In a year with a lot of high level talent in Oregon, King's arrival has made an impact on many levels. For the first time, Oregon has more than one selection to the game and went beyond that with four players being selected to play in San Antonio, Texas, on January 9, 2010, televised nationally on NBC at Noon CT.
King described what it has been like in his new surroundings when it comes to the football side of things by talking about the level of football and how it is played in Oregon, a place not usually known for producing high school football talent.
"Actually, the players and the teams are a lot better than I thought they would be," he said. "They are better than where I came from. They play with a lot of heart, a lot of passion and they go hard every play. I respect that a lot. I really don't know if it is because they are going up against me and they want to prove themselves to me or if that is just what it's like out here. Whatever it is, it is tough out here every time you step on the field."
Usually when Eugene, Oregon gets brought up in a football conversation it has to do with the University of Oregon but the home of the Ducks now boasts two of the most versatile players in the country at the high school level. Although Gabe says he doesn't know fellow U.S. Army All-American Curtis White very well, he did offer this up when asked about the No. 90 player on the Rivals100 list.
"I have talked to Curt a few times but I don't really know him too well," King said. "We're haven't talked on a real, friend-type level yet but I'm sure we will at some point. For now though, I can't wait to get back and go up against him."
King thinks highly of White's talent level.
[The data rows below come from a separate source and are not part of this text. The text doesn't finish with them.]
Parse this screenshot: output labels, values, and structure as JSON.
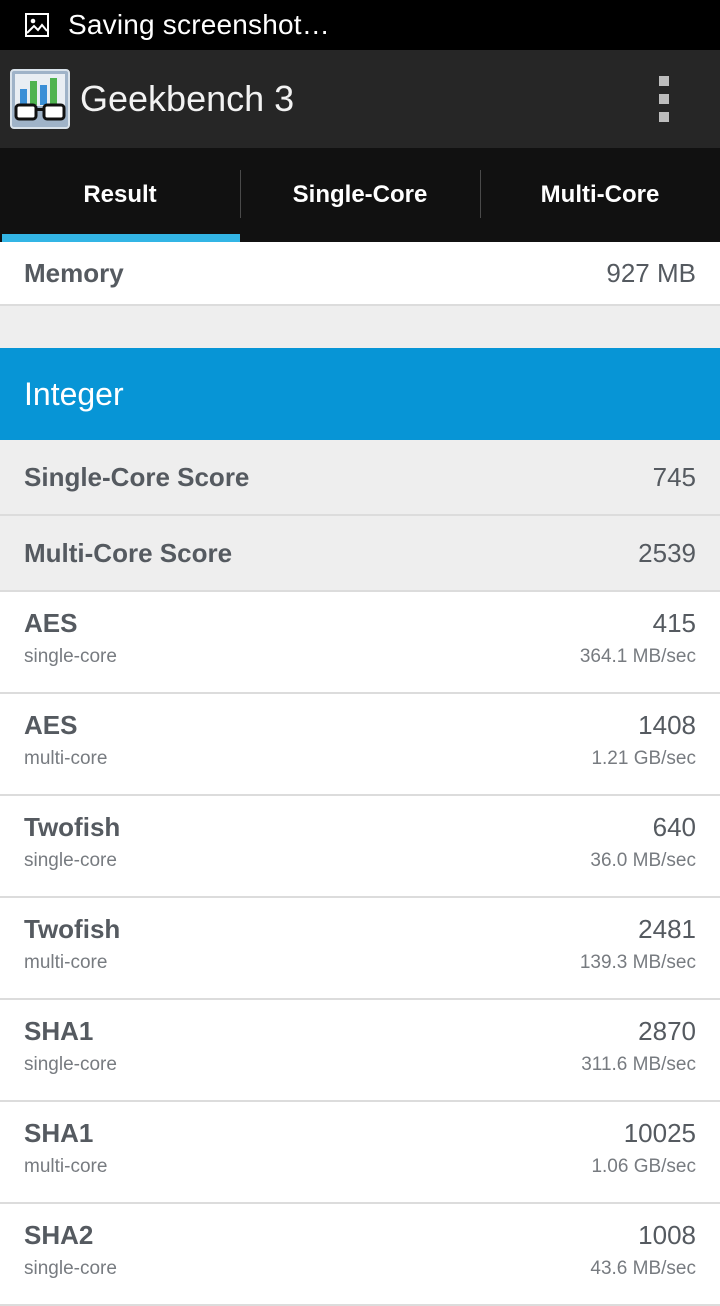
{
  "status_bar": {
    "text": "Saving screenshot…",
    "icon": "image-icon"
  },
  "app_bar": {
    "title": "Geekbench 3",
    "logo_icon": "geekbench-logo-icon",
    "menu_icon": "overflow-menu-icon"
  },
  "tabs": [
    {
      "label": "Result",
      "selected": true
    },
    {
      "label": "Single-Core",
      "selected": false
    },
    {
      "label": "Multi-Core",
      "selected": false
    }
  ],
  "memory": {
    "label": "Memory",
    "value": "927 MB"
  },
  "section": {
    "title": "Integer"
  },
  "scores": [
    {
      "label": "Single-Core Score",
      "value": "745"
    },
    {
      "label": "Multi-Core Score",
      "value": "2539"
    }
  ],
  "benchmarks": [
    {
      "name": "AES",
      "mode": "single-core",
      "score": "415",
      "rate": "364.1 MB/sec"
    },
    {
      "name": "AES",
      "mode": "multi-core",
      "score": "1408",
      "rate": "1.21 GB/sec"
    },
    {
      "name": "Twofish",
      "mode": "single-core",
      "score": "640",
      "rate": "36.0 MB/sec"
    },
    {
      "name": "Twofish",
      "mode": "multi-core",
      "score": "2481",
      "rate": "139.3 MB/sec"
    },
    {
      "name": "SHA1",
      "mode": "single-core",
      "score": "2870",
      "rate": "311.6 MB/sec"
    },
    {
      "name": "SHA1",
      "mode": "multi-core",
      "score": "10025",
      "rate": "1.06 GB/sec"
    },
    {
      "name": "SHA2",
      "mode": "single-core",
      "score": "1008",
      "rate": "43.6 MB/sec"
    }
  ],
  "colors": {
    "accent": "#0795d6",
    "tab_indicator": "#33b5e5",
    "tabs_bg": "#111111",
    "appbar_bg": "#262626"
  }
}
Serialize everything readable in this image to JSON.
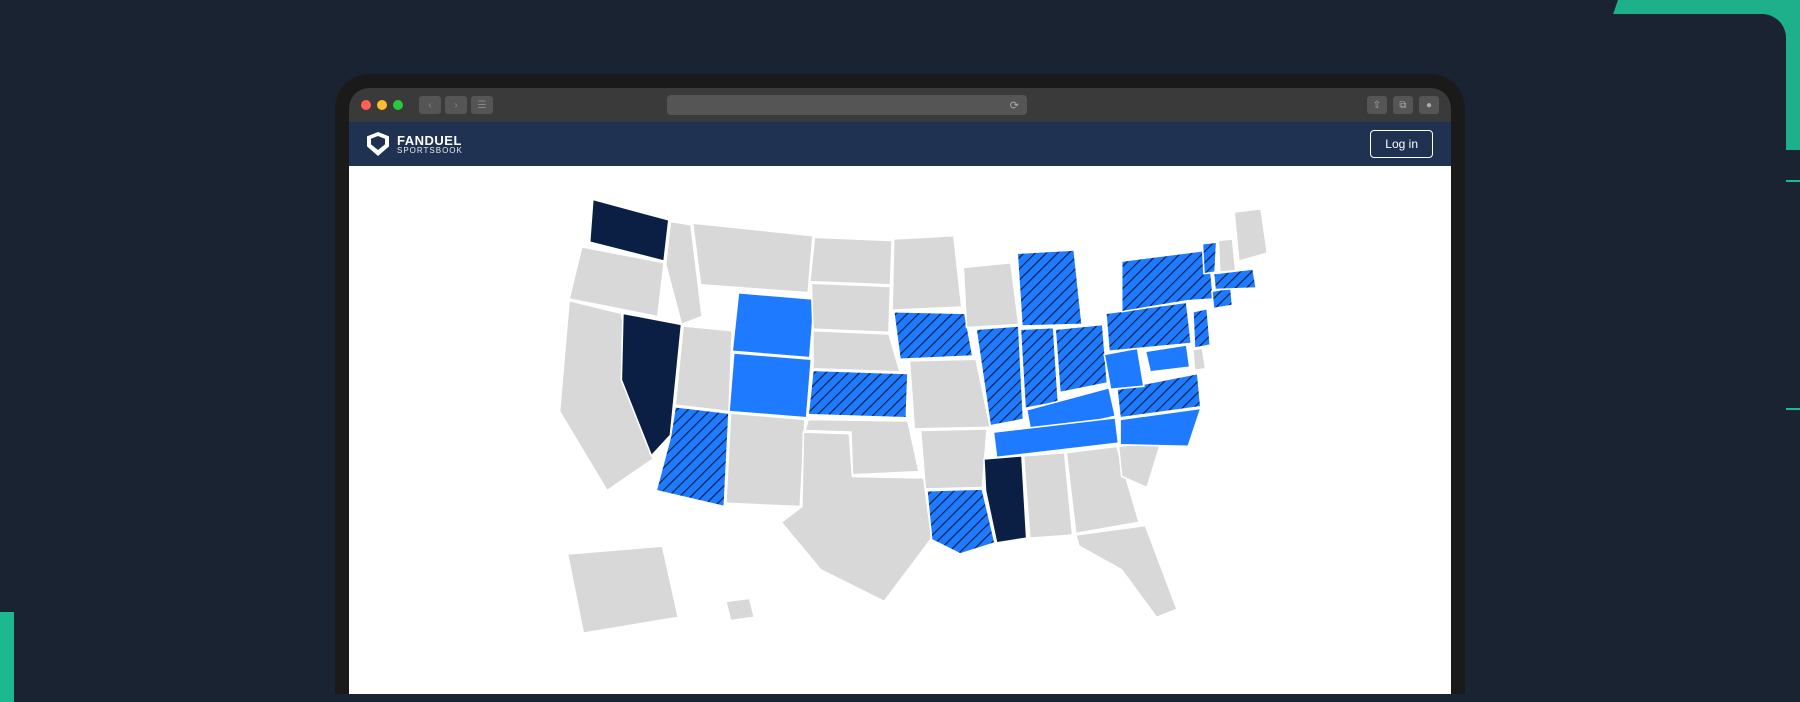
{
  "header": {
    "logo_main": "FANDUEL",
    "logo_sub": "SPORTSBOOK",
    "login_label": "Log in"
  },
  "map": {
    "states_dark": [
      "WA",
      "NV",
      "MS"
    ],
    "states_blue": [
      "CO",
      "WY",
      "KY",
      "TN",
      "NC",
      "WV",
      "MD"
    ],
    "states_hatched": [
      "AZ",
      "KS",
      "IA",
      "IL",
      "IN",
      "OH",
      "MI",
      "PA",
      "NY",
      "VA",
      "NJ",
      "CT",
      "MA",
      "VT",
      "LA"
    ]
  }
}
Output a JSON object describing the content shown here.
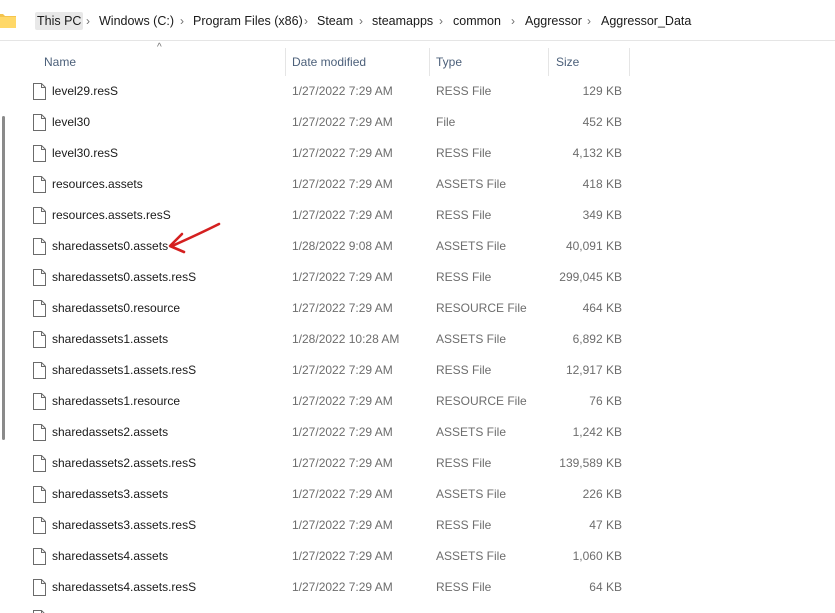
{
  "breadcrumb": {
    "items": [
      "This PC",
      "Windows (C:)",
      "Program Files (x86)",
      "Steam",
      "steamapps",
      "common",
      "Aggressor",
      "Aggressor_Data"
    ],
    "separator": "›"
  },
  "columns": {
    "name": "Name",
    "date": "Date modified",
    "type": "Type",
    "size": "Size"
  },
  "sort_indicator": "^",
  "files": [
    {
      "name": "level29.resS",
      "date": "1/27/2022 7:29 AM",
      "type": "RESS File",
      "size": "129 KB"
    },
    {
      "name": "level30",
      "date": "1/27/2022 7:29 AM",
      "type": "File",
      "size": "452 KB"
    },
    {
      "name": "level30.resS",
      "date": "1/27/2022 7:29 AM",
      "type": "RESS File",
      "size": "4,132 KB"
    },
    {
      "name": "resources.assets",
      "date": "1/27/2022 7:29 AM",
      "type": "ASSETS File",
      "size": "418 KB"
    },
    {
      "name": "resources.assets.resS",
      "date": "1/27/2022 7:29 AM",
      "type": "RESS File",
      "size": "349 KB"
    },
    {
      "name": "sharedassets0.assets",
      "date": "1/28/2022 9:08 AM",
      "type": "ASSETS File",
      "size": "40,091 KB"
    },
    {
      "name": "sharedassets0.assets.resS",
      "date": "1/27/2022 7:29 AM",
      "type": "RESS File",
      "size": "299,045 KB"
    },
    {
      "name": "sharedassets0.resource",
      "date": "1/27/2022 7:29 AM",
      "type": "RESOURCE File",
      "size": "464 KB"
    },
    {
      "name": "sharedassets1.assets",
      "date": "1/28/2022 10:28 AM",
      "type": "ASSETS File",
      "size": "6,892 KB"
    },
    {
      "name": "sharedassets1.assets.resS",
      "date": "1/27/2022 7:29 AM",
      "type": "RESS File",
      "size": "12,917 KB"
    },
    {
      "name": "sharedassets1.resource",
      "date": "1/27/2022 7:29 AM",
      "type": "RESOURCE File",
      "size": "76 KB"
    },
    {
      "name": "sharedassets2.assets",
      "date": "1/27/2022 7:29 AM",
      "type": "ASSETS File",
      "size": "1,242 KB"
    },
    {
      "name": "sharedassets2.assets.resS",
      "date": "1/27/2022 7:29 AM",
      "type": "RESS File",
      "size": "139,589 KB"
    },
    {
      "name": "sharedassets3.assets",
      "date": "1/27/2022 7:29 AM",
      "type": "ASSETS File",
      "size": "226 KB"
    },
    {
      "name": "sharedassets3.assets.resS",
      "date": "1/27/2022 7:29 AM",
      "type": "RESS File",
      "size": "47 KB"
    },
    {
      "name": "sharedassets4.assets",
      "date": "1/27/2022 7:29 AM",
      "type": "ASSETS File",
      "size": "1,060 KB"
    },
    {
      "name": "sharedassets4.assets.resS",
      "date": "1/27/2022 7:29 AM",
      "type": "RESS File",
      "size": "64 KB"
    },
    {
      "name": "",
      "date": "",
      "type": "",
      "size": ""
    }
  ],
  "annotation": {
    "icon": "red-arrow-icon",
    "color": "#d42020"
  },
  "icons": {
    "folder": "folder-icon",
    "file": "file-icon"
  }
}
"He is a great player. He is tough, he is real athletic and he is just an all-around talent. He is definitely a great player and the type of guy I want to play with. I know he's probably going to be a tight end, but wherever I sign, I want to take him with me. He's that good."
As for his own plans, King wants to make a statement in the U.S. Army All-American Bowl when he gets the chance.
"It truly is an honor," he said. "Like I said earlier, just to be able to play has been a blessing and being selected to play in this game with so many other elite players means a lot to me. A lot of people have questioned the way things have turned out so when I get back, I am going to show everyone what I am made of."